Keywords: small and medium-sized enterprises, autonomy, entrepreneurial orientation, entrepreneur´s gender, entrepreneur´s age, firm´s age
DOI: 10.14254/2071-789X.2016/9-2/12
Index PUBMS: a7c7bae2-0280-11e8-94c4-fa163e5d4f72
Language: English
Pages: 168-182 (15)
JEL classification: L26, M21

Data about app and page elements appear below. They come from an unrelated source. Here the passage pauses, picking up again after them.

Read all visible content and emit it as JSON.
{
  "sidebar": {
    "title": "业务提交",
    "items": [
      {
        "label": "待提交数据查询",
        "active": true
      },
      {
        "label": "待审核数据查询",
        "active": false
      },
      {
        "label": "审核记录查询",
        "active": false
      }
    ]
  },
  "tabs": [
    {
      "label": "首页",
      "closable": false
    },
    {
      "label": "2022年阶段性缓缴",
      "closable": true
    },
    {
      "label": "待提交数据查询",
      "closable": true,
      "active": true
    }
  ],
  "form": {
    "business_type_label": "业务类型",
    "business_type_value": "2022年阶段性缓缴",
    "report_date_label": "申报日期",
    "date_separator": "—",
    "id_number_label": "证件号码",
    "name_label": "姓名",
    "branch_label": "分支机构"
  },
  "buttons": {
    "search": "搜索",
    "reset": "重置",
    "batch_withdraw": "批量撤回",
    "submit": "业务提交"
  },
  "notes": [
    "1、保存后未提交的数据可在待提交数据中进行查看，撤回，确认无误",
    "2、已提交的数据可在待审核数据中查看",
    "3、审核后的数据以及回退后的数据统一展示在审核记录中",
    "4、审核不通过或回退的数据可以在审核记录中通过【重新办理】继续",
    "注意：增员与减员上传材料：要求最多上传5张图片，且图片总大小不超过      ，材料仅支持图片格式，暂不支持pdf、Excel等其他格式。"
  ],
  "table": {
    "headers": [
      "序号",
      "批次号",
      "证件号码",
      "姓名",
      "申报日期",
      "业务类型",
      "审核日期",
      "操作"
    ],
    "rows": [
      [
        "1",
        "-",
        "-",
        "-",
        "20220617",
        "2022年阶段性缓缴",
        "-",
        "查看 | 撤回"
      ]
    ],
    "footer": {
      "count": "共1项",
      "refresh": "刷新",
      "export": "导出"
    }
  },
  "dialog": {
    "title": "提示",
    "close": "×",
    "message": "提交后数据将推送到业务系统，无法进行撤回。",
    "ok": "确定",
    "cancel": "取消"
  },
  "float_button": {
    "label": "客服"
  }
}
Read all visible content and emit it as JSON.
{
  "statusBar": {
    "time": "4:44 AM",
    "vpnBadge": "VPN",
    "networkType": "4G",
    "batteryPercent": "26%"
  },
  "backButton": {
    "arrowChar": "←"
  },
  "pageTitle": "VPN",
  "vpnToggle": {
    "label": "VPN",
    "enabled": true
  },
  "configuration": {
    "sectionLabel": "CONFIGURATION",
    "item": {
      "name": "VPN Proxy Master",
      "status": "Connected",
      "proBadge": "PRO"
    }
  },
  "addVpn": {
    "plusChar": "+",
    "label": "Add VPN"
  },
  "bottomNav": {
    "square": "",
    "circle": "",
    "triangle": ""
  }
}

The aim of this article is to explore the question of autonomy as an element of entrepreneurial orientation (EO) in the segment of small and medium- sized enterprises (SMEs) in the Czech Republic. In relation to the independence of the researched companies, we have investigated whether the evaluation of an independent position of the companies differs according to three criteria: gender, age of the entrepreneur, and time of the company spent in the market. The researched entrepreneurs were divided into men and women, entrepreneurs "younger" (under the age of 45) and "older" (45+), and into "beginners and advanced" (1-10 years in business) and "experienced" (more than 10 years in business). The results showed that 46 % of the respondents perceive their companies as independent, 65% of them have reasonably autonomous staff in their companies, and 71% support the initiative of their employees in business opportunities. In relation to the criteria examined, we have found out that gender does not play the differencing role in autonomy between men and women. However, entrepreneur´s age and firm´s age do so. 68% of "experienced" companies are statistically more aware of the fact that staff in their company is reasonably autonomous in comparison with the “novice and advanced” companies. Furthermore, "younger" entrepreneurs support the initiative of their employees more (64%) than “older” entrepreneurs.